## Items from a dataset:

* * *

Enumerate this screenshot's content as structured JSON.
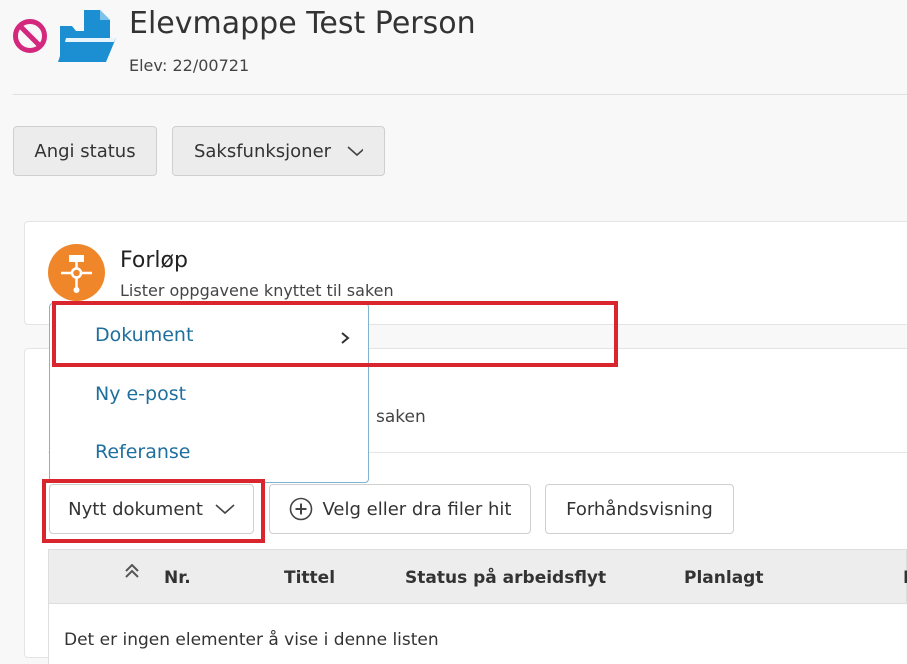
{
  "header": {
    "title": "Elevmappe Test Person",
    "subtitle": "Elev: 22/00721"
  },
  "toolbar": {
    "status_label": "Angi status",
    "functions_label": "Saksfunksjoner"
  },
  "forlop": {
    "title": "Forløp",
    "subtitle": "Lister oppgavene knyttet til saken"
  },
  "documents": {
    "subtitle_fragment": "saken",
    "new_document_label": "Nytt dokument",
    "upload_label": "Velg eller dra filer hit",
    "preview_label": "Forhåndsvisning"
  },
  "menu": {
    "items": [
      {
        "label": "Dokument"
      },
      {
        "label": "Ny e-post"
      },
      {
        "label": "Referanse"
      }
    ]
  },
  "table": {
    "columns": [
      "Nr.",
      "Tittel",
      "Status på arbeidsflyt",
      "Planlagt",
      "I"
    ],
    "empty_text": "Det er ingen elementer å vise i denne listen"
  },
  "colors": {
    "accent": "#1f6f9e",
    "highlight": "#d9262e",
    "forlop_icon": "#f0862a",
    "folder_icon": "#1b8fd1",
    "no_icon": "#d4287e"
  }
}
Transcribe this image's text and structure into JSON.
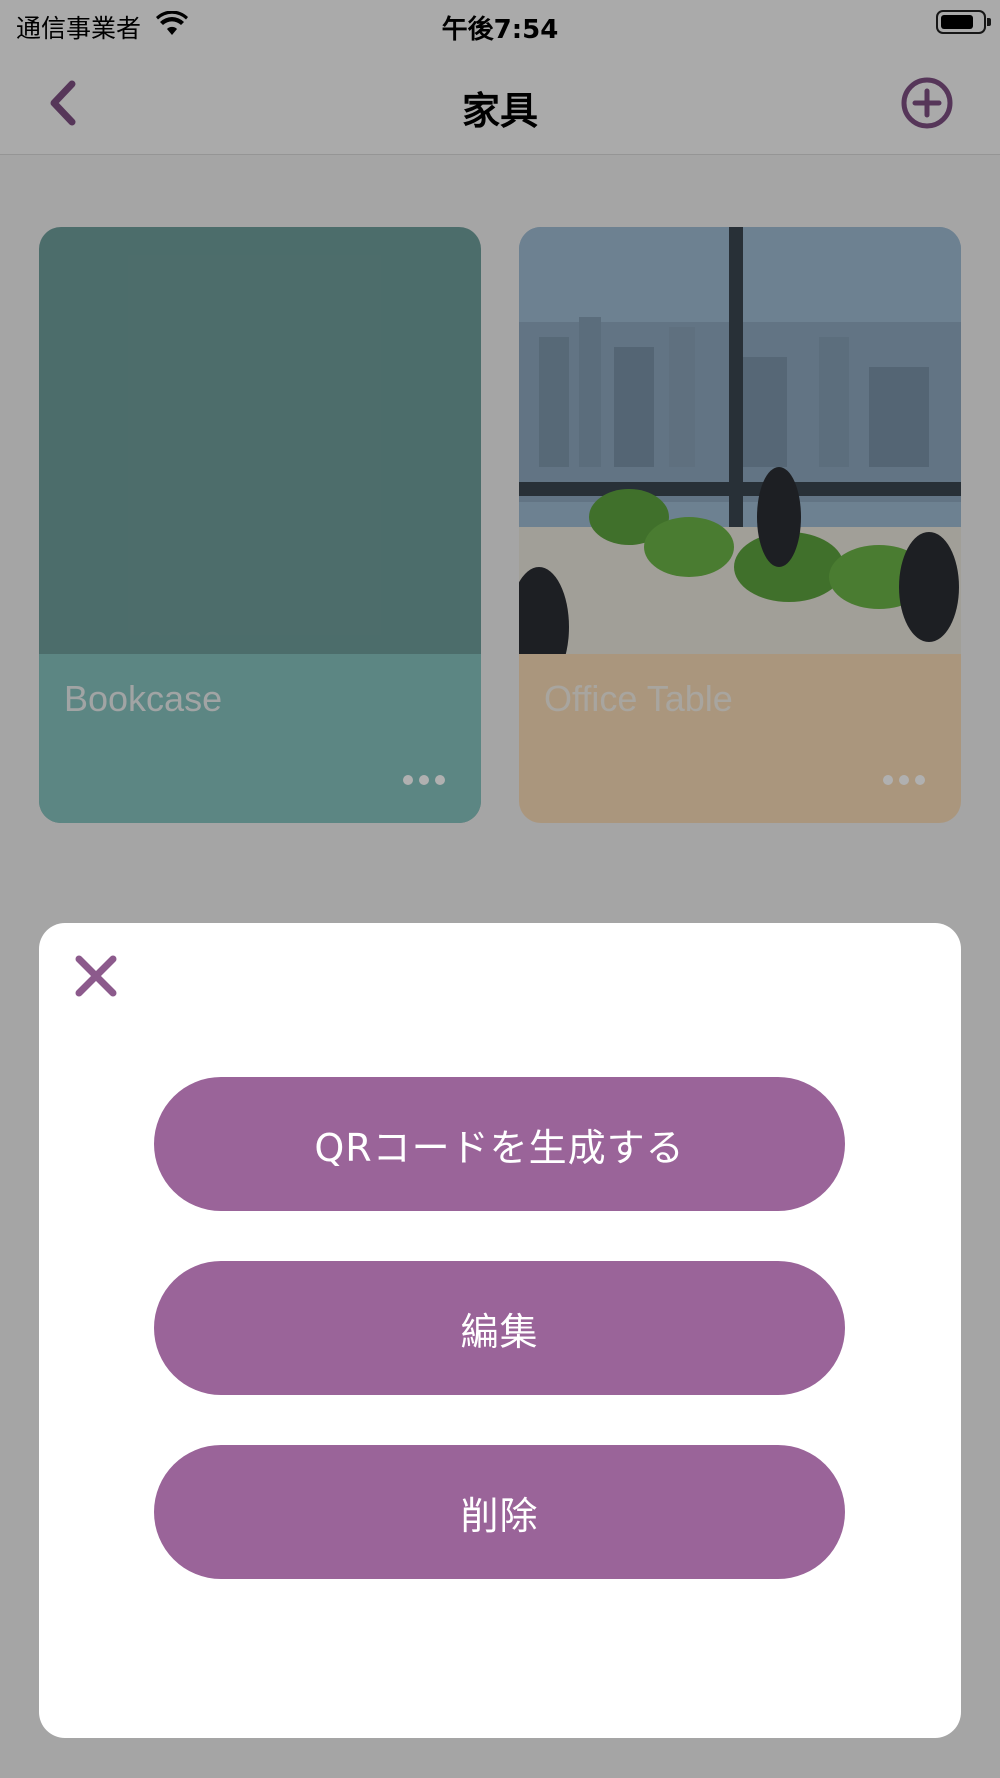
{
  "status_bar": {
    "carrier": "通信事業者",
    "time": "午後7:54"
  },
  "nav": {
    "title": "家具",
    "back_icon": "chevron-left-icon",
    "add_icon": "plus-circle-icon"
  },
  "cards": [
    {
      "label": "Bookcase",
      "more_icon": "ellipsis-icon"
    },
    {
      "label": "Office Table",
      "more_icon": "ellipsis-icon"
    }
  ],
  "sheet": {
    "close_icon": "close-icon",
    "buttons": {
      "qr": "QRコードを生成する",
      "edit": "編集",
      "delete": "削除"
    }
  },
  "colors": {
    "accent": "#9a6499",
    "icon": "#7d4f82"
  }
}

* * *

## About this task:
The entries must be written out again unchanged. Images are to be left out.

## Output for this task:
Enumerate this screenshot's content as structured JSON.
{
  "header": {
    "title": "Elevmappe Test Person",
    "subtitle": "Elev: 22/00721"
  },
  "toolbar": {
    "status_label": "Angi status",
    "functions_label": "Saksfunksjoner"
  },
  "forlop": {
    "title": "Forløp",
    "subtitle": "Lister oppgavene knyttet til saken"
  },
  "documents": {
    "subtitle_fragment": "saken",
    "new_document_label": "Nytt dokument",
    "upload_label": "Velg eller dra filer hit",
    "preview_label": "Forhåndsvisning"
  },
  "menu": {
    "items": [
      {
        "label": "Dokument"
      },
      {
        "label": "Ny e-post"
      },
      {
        "label": "Referanse"
      }
    ]
  },
  "table": {
    "columns": [
      "Nr.",
      "Tittel",
      "Status på arbeidsflyt",
      "Planlagt",
      "I"
    ],
    "empty_text": "Det er ingen elementer å vise i denne listen"
  },
  "colors": {
    "accent": "#1f6f9e",
    "highlight": "#d9262e",
    "forlop_icon": "#f0862a",
    "folder_icon": "#1b8fd1",
    "no_icon": "#d4287e"
  }
}
Transcribe this image's text and structure into JSON.
{
  "status_bar": {
    "carrier": "通信事業者",
    "time": "午後7:54"
  },
  "nav": {
    "title": "家具",
    "back_icon": "chevron-left-icon",
    "add_icon": "plus-circle-icon"
  },
  "cards": [
    {
      "label": "Bookcase",
      "more_icon": "ellipsis-icon"
    },
    {
      "label": "Office Table",
      "more_icon": "ellipsis-icon"
    }
  ],
  "sheet": {
    "close_icon": "close-icon",
    "buttons": {
      "qr": "QRコードを生成する",
      "edit": "編集",
      "delete": "削除"
    }
  },
  "colors": {
    "accent": "#9a6499",
    "icon": "#7d4f82"
  }
}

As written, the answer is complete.